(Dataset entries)
┄┄┄┄┄┄

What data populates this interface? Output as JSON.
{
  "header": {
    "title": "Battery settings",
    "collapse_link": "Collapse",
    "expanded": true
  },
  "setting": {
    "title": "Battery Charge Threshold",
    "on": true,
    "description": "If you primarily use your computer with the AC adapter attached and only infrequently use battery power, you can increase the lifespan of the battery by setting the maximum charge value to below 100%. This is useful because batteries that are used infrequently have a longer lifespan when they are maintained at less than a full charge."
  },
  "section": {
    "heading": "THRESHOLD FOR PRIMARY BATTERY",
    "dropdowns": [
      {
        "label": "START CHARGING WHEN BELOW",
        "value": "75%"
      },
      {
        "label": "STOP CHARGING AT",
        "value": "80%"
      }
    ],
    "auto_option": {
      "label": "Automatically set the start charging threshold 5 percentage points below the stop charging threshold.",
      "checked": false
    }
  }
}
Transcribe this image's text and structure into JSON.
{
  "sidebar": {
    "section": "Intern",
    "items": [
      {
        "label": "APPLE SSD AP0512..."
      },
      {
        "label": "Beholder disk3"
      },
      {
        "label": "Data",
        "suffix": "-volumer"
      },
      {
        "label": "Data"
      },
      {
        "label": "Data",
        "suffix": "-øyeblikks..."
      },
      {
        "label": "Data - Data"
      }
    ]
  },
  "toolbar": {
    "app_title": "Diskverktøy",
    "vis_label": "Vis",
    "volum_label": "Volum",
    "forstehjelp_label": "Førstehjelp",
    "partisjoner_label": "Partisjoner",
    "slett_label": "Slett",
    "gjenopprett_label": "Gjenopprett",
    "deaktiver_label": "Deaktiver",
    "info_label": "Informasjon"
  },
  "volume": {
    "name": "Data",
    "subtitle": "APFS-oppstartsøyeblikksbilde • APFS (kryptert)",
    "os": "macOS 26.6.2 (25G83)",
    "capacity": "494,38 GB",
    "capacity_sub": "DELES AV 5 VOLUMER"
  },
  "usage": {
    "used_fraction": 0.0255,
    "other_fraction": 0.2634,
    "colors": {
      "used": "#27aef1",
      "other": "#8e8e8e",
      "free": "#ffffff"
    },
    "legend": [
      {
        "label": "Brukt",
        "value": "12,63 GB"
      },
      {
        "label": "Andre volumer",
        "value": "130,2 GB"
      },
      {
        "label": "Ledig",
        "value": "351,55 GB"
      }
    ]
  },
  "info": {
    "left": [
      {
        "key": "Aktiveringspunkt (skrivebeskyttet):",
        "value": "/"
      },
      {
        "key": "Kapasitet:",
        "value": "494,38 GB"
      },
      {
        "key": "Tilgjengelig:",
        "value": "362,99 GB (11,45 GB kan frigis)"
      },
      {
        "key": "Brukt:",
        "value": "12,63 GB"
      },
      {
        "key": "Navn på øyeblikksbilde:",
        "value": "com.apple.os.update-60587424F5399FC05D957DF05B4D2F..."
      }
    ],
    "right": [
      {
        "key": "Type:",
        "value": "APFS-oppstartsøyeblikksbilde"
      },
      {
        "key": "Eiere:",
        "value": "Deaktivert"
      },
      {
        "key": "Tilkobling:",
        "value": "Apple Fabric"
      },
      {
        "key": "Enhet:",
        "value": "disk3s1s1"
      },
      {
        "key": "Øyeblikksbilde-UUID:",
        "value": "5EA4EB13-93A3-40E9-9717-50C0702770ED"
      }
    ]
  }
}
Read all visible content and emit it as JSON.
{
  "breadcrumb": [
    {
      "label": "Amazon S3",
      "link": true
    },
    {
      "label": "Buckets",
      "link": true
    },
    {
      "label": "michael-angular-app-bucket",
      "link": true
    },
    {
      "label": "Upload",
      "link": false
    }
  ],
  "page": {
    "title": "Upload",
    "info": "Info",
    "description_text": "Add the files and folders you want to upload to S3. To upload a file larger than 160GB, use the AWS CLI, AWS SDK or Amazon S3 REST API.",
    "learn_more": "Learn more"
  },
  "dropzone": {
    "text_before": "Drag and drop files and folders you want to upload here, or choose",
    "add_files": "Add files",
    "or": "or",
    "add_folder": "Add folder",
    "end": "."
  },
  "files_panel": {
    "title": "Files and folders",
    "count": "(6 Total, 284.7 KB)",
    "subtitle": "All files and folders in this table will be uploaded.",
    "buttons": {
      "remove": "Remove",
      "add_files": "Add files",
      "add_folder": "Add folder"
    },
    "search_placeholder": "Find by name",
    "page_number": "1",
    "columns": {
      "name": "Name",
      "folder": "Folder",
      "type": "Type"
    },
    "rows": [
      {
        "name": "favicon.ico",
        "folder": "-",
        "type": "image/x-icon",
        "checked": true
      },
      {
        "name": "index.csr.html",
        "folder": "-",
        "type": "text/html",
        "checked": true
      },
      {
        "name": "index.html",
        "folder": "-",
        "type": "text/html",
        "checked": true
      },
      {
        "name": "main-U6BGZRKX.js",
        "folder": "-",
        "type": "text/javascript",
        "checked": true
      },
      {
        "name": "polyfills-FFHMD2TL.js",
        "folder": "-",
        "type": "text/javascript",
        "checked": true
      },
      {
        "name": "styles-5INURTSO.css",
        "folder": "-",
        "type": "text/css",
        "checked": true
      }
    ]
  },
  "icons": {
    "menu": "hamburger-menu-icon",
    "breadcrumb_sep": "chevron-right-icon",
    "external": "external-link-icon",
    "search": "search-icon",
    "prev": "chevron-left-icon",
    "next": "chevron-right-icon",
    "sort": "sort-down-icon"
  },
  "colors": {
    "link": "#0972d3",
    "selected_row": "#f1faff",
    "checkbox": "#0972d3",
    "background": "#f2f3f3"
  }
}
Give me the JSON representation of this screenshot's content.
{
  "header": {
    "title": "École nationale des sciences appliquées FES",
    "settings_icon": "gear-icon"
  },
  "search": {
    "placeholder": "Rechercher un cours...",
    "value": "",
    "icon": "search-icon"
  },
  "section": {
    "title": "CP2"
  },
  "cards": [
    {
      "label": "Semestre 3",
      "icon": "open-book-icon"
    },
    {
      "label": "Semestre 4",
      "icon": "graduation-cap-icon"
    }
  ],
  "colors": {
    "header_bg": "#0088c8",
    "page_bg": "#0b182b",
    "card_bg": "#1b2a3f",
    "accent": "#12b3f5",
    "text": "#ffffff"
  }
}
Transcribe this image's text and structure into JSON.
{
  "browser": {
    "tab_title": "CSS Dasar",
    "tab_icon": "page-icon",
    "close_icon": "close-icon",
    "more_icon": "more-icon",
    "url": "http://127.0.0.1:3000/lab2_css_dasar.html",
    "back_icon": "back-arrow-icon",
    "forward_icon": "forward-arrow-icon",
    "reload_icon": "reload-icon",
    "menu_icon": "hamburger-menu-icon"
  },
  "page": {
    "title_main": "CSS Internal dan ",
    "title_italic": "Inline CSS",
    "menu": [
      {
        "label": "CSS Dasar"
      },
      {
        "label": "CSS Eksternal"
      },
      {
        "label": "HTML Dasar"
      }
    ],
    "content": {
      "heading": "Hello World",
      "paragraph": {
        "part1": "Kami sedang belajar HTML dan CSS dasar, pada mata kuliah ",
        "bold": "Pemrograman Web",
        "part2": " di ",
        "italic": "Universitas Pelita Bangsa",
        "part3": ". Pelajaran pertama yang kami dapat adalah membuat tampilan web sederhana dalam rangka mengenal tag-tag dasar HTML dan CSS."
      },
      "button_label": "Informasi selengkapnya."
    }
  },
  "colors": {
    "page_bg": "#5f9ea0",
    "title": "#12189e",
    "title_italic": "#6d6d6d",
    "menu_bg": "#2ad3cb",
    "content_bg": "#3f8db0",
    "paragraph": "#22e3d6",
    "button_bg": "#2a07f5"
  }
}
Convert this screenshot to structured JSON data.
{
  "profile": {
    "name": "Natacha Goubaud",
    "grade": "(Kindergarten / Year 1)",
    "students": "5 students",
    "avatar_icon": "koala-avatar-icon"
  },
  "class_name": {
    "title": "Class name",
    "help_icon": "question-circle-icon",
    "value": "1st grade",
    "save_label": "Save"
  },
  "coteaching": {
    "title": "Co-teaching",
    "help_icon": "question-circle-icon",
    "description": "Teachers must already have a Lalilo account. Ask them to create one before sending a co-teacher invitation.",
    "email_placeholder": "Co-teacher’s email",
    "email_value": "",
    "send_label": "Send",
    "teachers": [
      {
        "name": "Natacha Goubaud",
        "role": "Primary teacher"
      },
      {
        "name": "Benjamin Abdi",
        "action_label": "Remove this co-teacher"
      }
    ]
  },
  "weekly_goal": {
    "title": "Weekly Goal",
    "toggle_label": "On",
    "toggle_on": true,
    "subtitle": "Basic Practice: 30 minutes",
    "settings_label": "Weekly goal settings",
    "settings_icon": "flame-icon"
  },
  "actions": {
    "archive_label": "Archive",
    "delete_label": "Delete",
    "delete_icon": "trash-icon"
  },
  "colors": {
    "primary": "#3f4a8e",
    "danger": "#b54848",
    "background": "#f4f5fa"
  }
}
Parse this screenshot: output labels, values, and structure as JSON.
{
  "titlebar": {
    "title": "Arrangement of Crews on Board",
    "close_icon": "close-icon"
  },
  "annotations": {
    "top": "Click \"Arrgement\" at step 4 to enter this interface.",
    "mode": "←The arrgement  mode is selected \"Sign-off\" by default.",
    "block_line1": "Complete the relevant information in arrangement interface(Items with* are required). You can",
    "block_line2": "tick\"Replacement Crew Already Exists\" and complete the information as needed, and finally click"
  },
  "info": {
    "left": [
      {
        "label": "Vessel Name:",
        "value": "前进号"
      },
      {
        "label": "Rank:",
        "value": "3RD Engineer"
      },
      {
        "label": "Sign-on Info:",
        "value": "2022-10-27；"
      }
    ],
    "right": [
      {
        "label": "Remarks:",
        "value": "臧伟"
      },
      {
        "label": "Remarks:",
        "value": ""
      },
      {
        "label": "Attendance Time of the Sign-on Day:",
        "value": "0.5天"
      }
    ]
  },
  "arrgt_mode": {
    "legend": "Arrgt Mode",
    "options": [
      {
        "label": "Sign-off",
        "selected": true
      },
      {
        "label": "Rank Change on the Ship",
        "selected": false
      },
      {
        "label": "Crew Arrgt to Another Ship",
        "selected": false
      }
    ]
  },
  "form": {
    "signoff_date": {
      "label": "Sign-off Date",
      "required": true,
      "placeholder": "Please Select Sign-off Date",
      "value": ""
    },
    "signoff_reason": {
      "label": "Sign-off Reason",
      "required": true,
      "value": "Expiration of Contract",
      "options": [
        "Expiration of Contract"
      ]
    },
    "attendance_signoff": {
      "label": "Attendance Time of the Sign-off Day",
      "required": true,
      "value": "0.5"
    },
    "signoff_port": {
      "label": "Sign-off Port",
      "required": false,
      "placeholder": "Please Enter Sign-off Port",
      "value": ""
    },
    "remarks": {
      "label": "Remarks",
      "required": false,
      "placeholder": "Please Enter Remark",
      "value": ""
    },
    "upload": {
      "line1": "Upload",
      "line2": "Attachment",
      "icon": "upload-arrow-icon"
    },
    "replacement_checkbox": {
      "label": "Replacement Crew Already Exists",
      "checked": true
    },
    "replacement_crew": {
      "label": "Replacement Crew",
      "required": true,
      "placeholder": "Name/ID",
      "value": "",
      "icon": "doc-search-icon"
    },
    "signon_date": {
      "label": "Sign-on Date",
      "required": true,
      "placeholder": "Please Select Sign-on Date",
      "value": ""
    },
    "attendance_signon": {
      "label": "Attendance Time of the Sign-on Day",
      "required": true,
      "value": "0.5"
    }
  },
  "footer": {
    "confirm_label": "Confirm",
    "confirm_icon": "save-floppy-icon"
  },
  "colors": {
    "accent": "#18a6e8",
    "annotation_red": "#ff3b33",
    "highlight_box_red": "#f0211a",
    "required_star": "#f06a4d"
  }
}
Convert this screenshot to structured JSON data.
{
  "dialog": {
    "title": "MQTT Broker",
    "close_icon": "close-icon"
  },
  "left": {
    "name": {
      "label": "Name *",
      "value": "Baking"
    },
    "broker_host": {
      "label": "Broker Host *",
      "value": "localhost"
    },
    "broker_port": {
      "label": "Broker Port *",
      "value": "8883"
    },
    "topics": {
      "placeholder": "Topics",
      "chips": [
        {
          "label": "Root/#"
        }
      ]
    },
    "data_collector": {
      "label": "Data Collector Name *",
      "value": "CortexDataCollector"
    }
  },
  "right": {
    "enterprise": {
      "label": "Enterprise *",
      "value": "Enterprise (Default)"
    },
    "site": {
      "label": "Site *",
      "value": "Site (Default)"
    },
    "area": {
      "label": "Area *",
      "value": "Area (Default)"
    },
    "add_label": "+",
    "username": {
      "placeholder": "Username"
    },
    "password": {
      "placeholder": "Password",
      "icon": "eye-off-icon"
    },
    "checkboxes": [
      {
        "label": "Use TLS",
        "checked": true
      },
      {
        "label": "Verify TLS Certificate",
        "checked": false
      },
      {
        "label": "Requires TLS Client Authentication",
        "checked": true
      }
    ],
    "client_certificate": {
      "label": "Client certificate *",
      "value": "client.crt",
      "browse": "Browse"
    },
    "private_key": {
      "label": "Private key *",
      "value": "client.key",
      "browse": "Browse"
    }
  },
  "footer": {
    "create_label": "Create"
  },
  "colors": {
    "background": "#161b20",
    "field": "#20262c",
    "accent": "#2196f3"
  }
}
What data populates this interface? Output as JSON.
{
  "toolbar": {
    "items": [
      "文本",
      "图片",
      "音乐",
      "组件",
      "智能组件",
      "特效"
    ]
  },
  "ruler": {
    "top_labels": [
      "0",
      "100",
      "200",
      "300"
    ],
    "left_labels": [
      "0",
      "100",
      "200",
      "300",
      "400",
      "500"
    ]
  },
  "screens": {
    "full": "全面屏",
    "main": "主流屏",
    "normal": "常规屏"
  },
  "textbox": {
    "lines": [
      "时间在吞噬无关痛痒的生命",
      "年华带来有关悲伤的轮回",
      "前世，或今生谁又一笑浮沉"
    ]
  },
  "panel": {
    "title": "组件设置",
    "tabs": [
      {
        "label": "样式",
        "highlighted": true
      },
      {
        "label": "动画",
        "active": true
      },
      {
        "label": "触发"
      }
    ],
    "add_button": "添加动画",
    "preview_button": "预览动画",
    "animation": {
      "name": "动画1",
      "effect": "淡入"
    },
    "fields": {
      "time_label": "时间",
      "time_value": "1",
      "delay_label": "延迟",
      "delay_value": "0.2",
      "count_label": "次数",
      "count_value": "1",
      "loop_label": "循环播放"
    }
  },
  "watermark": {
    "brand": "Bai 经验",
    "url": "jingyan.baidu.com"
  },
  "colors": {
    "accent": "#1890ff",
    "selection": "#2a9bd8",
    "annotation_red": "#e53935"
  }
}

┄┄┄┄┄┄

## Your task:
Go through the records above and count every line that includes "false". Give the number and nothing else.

## Exercise result:
7